For more titillating posts, please visit “Today In Space History”
Also, sit tight, tonight I’ll be coming out with an all new “Astronomy Myths and Legends” post, about the Pleiades, (or the Seven Sisters as it’s also called), one of the most beautiful star clusters in the night sky.
Hope this piques your interest, and see you later!
Today is the beginning of the astrological star sign Aquarius, the sign made popular in the Broadway show “Hair.” Incidentally, the Age of Aquarius might not happen for hundreds of years (but more on that another time). In the meantime, I thought with a new star sign, I’d like to write a little bit about Astrology, and explain generally what it is, and what it means to you.
What is Astrology?
Astrology is the non-scientific study of stars and planets that promises to determine the future, specifically the influence of the planets and stars upon a person’s personality, and the forces that effect their lives.
The central idea rests around the motion of the planets.
- Why is astrology based around the motions of the planets?
Ancient peoples studied the motions of the planets and noticed that, although the stars appear to follow a fixed path, the planets have a very unique path. First, the planets seem to move in two different directions: direct motion where they follow the rotation of the Earth, and retrograde motion, where the
- In fact, the ancient view of the universe was to believe that the whole sky was attached to the earth in a massive Chrystal sphere, and the planets rotated around the Earth in separate spheres above the Earth (see above right).
- Since the planets have a motion all their own, civilizations like the Egyptians, Greeks, and Romans believed that they had special powers, which is why our planets are named after Roman gods.
Ancient astronomers discovered that the planets and the sun all move along the same 30 degree line across the sky. The sun’s path is called the Ecliptic, but the planet’s path is called the Zodiac.
- Along the zodiac are 13 constellations that the planets pass through, and twelve of these constellations are the ones that we assign to be a person’s sign at the time they were born. On the left is an ancient image of the 12 astrology signs.
“Stars that smiled at my nativity”

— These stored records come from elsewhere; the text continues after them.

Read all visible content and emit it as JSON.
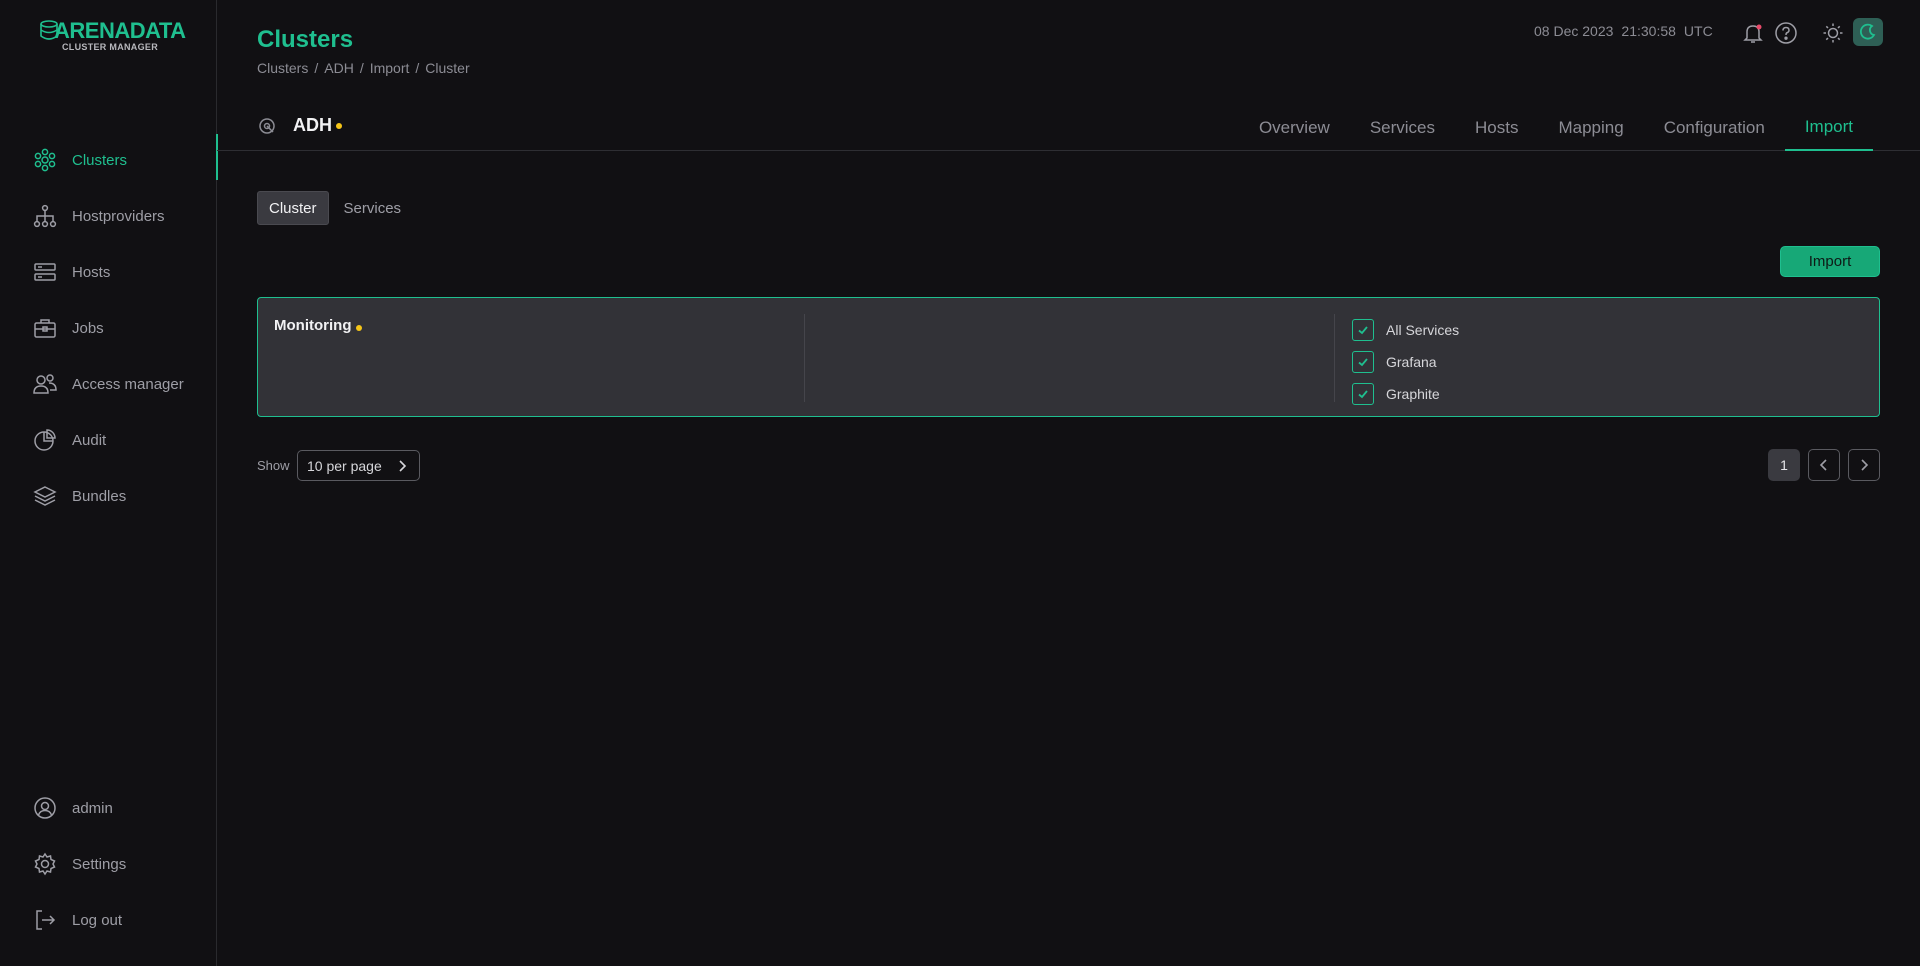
{
  "logo": {
    "brand": "ARENADATA",
    "subtitle": "CLUSTER MANAGER"
  },
  "sidebar": {
    "items": [
      {
        "label": "Clusters",
        "icon": "clusters-icon",
        "active": true
      },
      {
        "label": "Hostproviders",
        "icon": "hostproviders-icon"
      },
      {
        "label": "Hosts",
        "icon": "hosts-icon"
      },
      {
        "label": "Jobs",
        "icon": "jobs-icon"
      },
      {
        "label": "Access manager",
        "icon": "access-manager-icon"
      },
      {
        "label": "Audit",
        "icon": "audit-icon"
      },
      {
        "label": "Bundles",
        "icon": "bundles-icon"
      }
    ],
    "bottom": [
      {
        "label": "admin",
        "icon": "user-icon"
      },
      {
        "label": "Settings",
        "icon": "gear-icon"
      },
      {
        "label": "Log out",
        "icon": "logout-icon"
      }
    ]
  },
  "header": {
    "title": "Clusters",
    "breadcrumbs": [
      "Clusters",
      "ADH",
      "Import",
      "Cluster"
    ],
    "date": "08 Dec 2023",
    "time": "21:30:58",
    "timezone": "UTC"
  },
  "entity": {
    "name": "ADH",
    "tabs": [
      "Overview",
      "Services",
      "Hosts",
      "Mapping",
      "Configuration",
      "Import"
    ],
    "active_tab": "Import"
  },
  "subtabs": [
    "Cluster",
    "Services"
  ],
  "import_button": "Import",
  "import_card": {
    "title": "Monitoring",
    "services": [
      "All Services",
      "Grafana",
      "Graphite"
    ]
  },
  "pagination": {
    "show_label": "Show",
    "per_page": "10 per page",
    "current_page": "1"
  },
  "colors": {
    "accent": "#1fbf8f",
    "background": "#111013",
    "card": "#323237",
    "warning_dot": "#f5c518"
  }
}
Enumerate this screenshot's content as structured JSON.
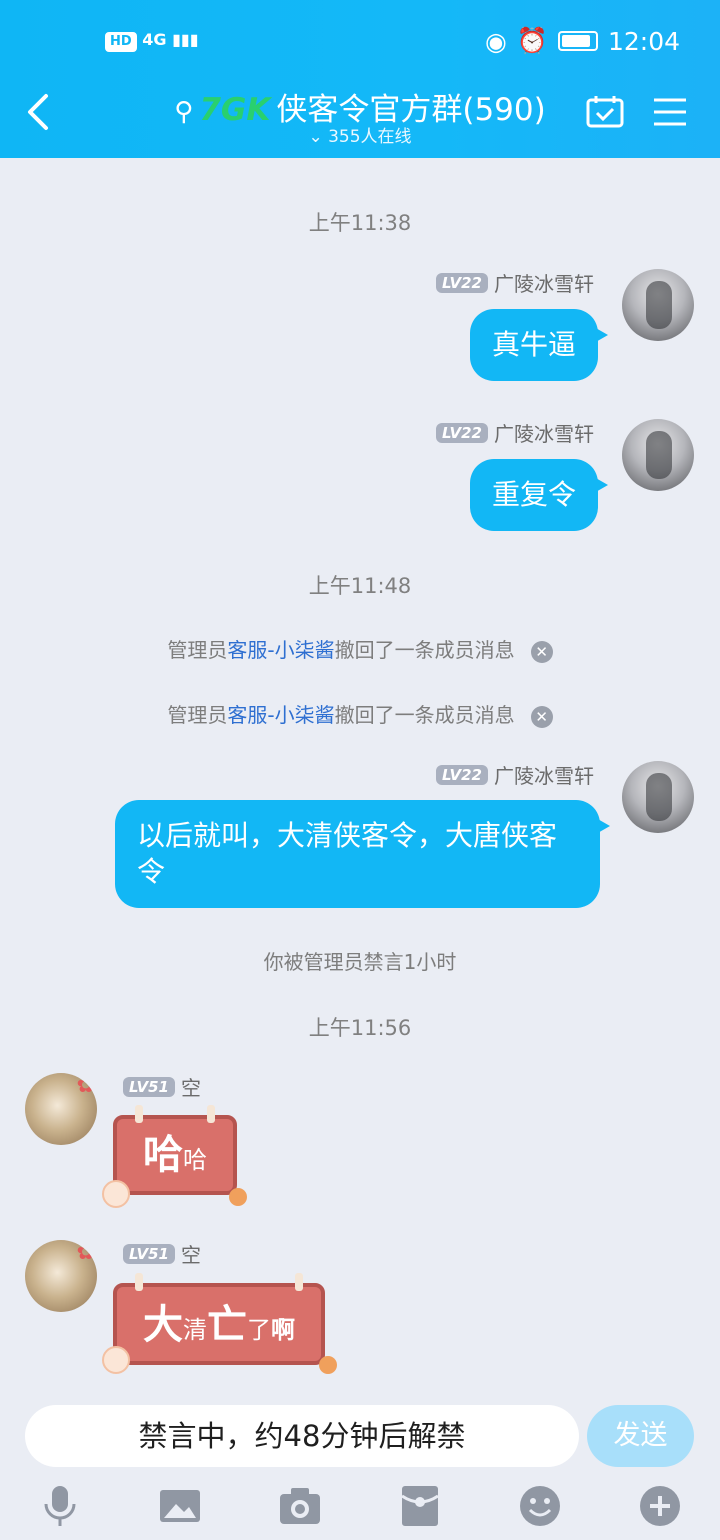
{
  "status_bar": {
    "left_badge": "HD",
    "signal": "4G",
    "time": "12:04"
  },
  "header": {
    "title": "侠客令官方群(590)",
    "logo_text": "7GK",
    "online": "355人在线"
  },
  "messages": {
    "time1": "上午11:38",
    "m1": {
      "level": "LV22",
      "sender": "广陵冰雪轩",
      "text": "真牛逼"
    },
    "m2": {
      "level": "LV22",
      "sender": "广陵冰雪轩",
      "text": "重复令"
    },
    "time2": "上午11:48",
    "sys1": {
      "prefix": "管理员",
      "link": "客服-小柒酱",
      "suffix": "撤回了一条成员消息"
    },
    "sys2": {
      "prefix": "管理员",
      "link": "客服-小柒酱",
      "suffix": "撤回了一条成员消息"
    },
    "m3": {
      "level": "LV22",
      "sender": "广陵冰雪轩",
      "text": "以后就叫，大清侠客令，大唐侠客令"
    },
    "sys3": "你被管理员禁言1小时",
    "time3": "上午11:56",
    "m4": {
      "level": "LV51",
      "sender": "空",
      "sticker_big": "哈",
      "sticker_small": "哈"
    },
    "m5": {
      "level": "LV51",
      "sender": "空",
      "sticker_a": "大",
      "sticker_b": "清",
      "sticker_c": "亡",
      "sticker_d": "了",
      "sticker_e": "啊"
    }
  },
  "input": {
    "muted_text": "禁言中，约48分钟后解禁",
    "send_label": "发送"
  },
  "colors": {
    "header": "#12b7f5",
    "bubble": "#12b7f5",
    "link": "#2e6fd1"
  },
  "toolbar_icons": [
    "microphone-icon",
    "image-icon",
    "camera-icon",
    "red-packet-icon",
    "emoji-icon",
    "plus-icon"
  ]
}
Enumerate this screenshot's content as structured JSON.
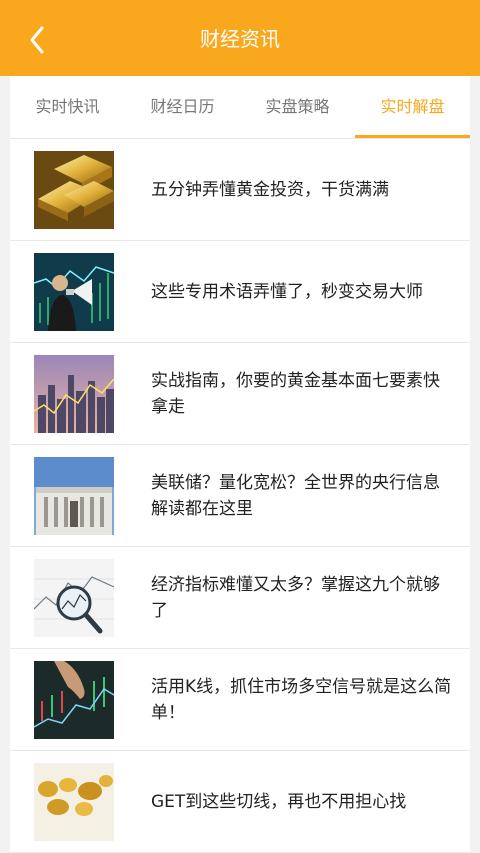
{
  "header": {
    "title": "财经资讯"
  },
  "tabs": [
    {
      "label": "实时快讯"
    },
    {
      "label": "财经日历"
    },
    {
      "label": "实盘策略"
    },
    {
      "label": "实时解盘"
    }
  ],
  "active_tab": 3,
  "articles": [
    {
      "title": "五分钟弄懂黄金投资，干货满满",
      "thumb": "gold-bars-image"
    },
    {
      "title": "这些专用术语弄懂了，秒变交易大师",
      "thumb": "businessman-megaphone-image"
    },
    {
      "title": "实战指南，你要的黄金基本面七要素快拿走",
      "thumb": "city-chart-image"
    },
    {
      "title": "美联储？量化宽松？全世界的央行信息解读都在这里",
      "thumb": "federal-reserve-building-image"
    },
    {
      "title": "经济指标难懂又太多？掌握这九个就够了",
      "thumb": "magnifier-chart-image"
    },
    {
      "title": "活用K线，抓住市场多空信号就是这么简单！",
      "thumb": "touch-chart-image"
    },
    {
      "title": "GET到这些切线，再也不用担心找",
      "thumb": "gold-nuggets-image"
    }
  ],
  "colors": {
    "accent": "#f9a81e",
    "header_text": "#ffffff"
  },
  "icons": {
    "back": "chevron-left-icon"
  }
}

Each star sign has a dominant planet, the planet that passed through the star sign. If you were born under a particular sign, you took on the qualities of the dominant planet. For example, Mars the god of War would give you an aggressive temperament, while Venus, goddess of love would give you a loving mood. Star signs were also thought to predict people’s romantic compatibility, and even what diseases they might have. In fact, the word “influenza” or the flu, comes from the same word “influence,” meaning controlling power. Diseases and planetary influence were linked in the mind of ancient peoples. If you follow the “This Month In Astrology” page, I’ll tell you plenty about the qualities that people born under Aquarius were supposed to have.
So you can see that astrology is more than just a pseudo-science you read about in the newspaper, it’s also a window into understanding the ancient world.
So there’s a short background on the purposes of Astrology. I’ll be bringing you more in-depth info later this week. Hope you enjoyed this post, and look forward to many more!
I’ve added a new page called “Astronomy Myths and Legends,” where I give you some research on the myths and stories associated with a particular planet, star, or constellation. Today I’ve posted a few myths and legends on Sirius, in the constellation Canis Major, the brightest star in the sky! Hope you enjoy it: https://memiorsofanastronut.wordpress.com/astronomy-myths-and-legends/